The task: Without omitting anything, retype the data that follows.

Input for this task:

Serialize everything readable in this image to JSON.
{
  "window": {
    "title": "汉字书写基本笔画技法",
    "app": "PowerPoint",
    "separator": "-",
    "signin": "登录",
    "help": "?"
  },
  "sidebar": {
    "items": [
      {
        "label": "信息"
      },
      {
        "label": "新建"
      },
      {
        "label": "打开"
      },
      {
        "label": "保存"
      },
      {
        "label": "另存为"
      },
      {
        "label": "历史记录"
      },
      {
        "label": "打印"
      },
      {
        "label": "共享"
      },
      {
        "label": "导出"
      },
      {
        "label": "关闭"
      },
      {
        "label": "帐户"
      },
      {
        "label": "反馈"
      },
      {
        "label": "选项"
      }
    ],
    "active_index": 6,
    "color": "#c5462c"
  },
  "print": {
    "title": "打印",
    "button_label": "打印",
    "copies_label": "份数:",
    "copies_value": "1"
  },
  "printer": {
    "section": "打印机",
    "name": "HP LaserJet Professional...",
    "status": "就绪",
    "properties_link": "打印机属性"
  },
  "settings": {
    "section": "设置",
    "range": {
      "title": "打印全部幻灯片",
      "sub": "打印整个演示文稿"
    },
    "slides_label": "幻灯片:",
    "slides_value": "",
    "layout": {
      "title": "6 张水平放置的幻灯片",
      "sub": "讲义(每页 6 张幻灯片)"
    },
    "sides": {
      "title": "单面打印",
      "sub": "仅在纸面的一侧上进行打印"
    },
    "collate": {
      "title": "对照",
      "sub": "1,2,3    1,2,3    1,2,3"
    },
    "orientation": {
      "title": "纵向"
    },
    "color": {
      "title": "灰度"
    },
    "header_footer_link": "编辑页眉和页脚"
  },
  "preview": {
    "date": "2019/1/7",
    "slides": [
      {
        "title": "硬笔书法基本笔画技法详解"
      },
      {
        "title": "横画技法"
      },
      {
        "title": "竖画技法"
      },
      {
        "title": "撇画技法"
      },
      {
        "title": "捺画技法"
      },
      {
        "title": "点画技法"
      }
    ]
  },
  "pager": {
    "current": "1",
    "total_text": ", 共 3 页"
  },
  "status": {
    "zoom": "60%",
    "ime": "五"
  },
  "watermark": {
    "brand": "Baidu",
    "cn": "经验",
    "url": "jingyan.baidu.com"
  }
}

The completed task:
Serialize everything readable in this image to JSON.
{
  "window": {
    "title": "汉字书写基本笔画技法",
    "app": "PowerPoint",
    "separator": "-",
    "signin": "登录",
    "help": "?"
  },
  "sidebar": {
    "items": [
      {
        "label": "信息"
      },
      {
        "label": "新建"
      },
      {
        "label": "打开"
      },
      {
        "label": "保存"
      },
      {
        "label": "另存为"
      },
      {
        "label": "历史记录"
      },
      {
        "label": "打印"
      },
      {
        "label": "共享"
      },
      {
        "label": "导出"
      },
      {
        "label": "关闭"
      },
      {
        "label": "帐户"
      },
      {
        "label": "反馈"
      },
      {
        "label": "选项"
      }
    ],
    "active_index": 6,
    "color": "#c5462c"
  },
  "print": {
    "title": "打印",
    "button_label": "打印",
    "copies_label": "份数:",
    "copies_value": "1"
  },
  "printer": {
    "section": "打印机",
    "name": "HP LaserJet Professional...",
    "status": "就绪",
    "properties_link": "打印机属性"
  },
  "settings": {
    "section": "设置",
    "range": {
      "title": "打印全部幻灯片",
      "sub": "打印整个演示文稿"
    },
    "slides_label": "幻灯片:",
    "slides_value": "",
    "layout": {
      "title": "6 张水平放置的幻灯片",
      "sub": "讲义(每页 6 张幻灯片)"
    },
    "sides": {
      "title": "单面打印",
      "sub": "仅在纸面的一侧上进行打印"
    },
    "collate": {
      "title": "对照",
      "sub": "1,2,3    1,2,3    1,2,3"
    },
    "orientation": {
      "title": "纵向"
    },
    "color": {
      "title": "灰度"
    },
    "header_footer_link": "编辑页眉和页脚"
  },
  "preview": {
    "date": "2019/1/7",
    "slides": [
      {
        "title": "硬笔书法基本笔画技法详解"
      },
      {
        "title": "横画技法"
      },
      {
        "title": "竖画技法"
      },
      {
        "title": "撇画技法"
      },
      {
        "title": "捺画技法"
      },
      {
        "title": "点画技法"
      }
    ]
  },
  "pager": {
    "current": "1",
    "total_text": ", 共 3 页"
  },
  "status": {
    "zoom": "60%",
    "ime": "五"
  },
  "watermark": {
    "brand": "Baidu",
    "cn": "经验",
    "url": "jingyan.baidu.com"
  }
}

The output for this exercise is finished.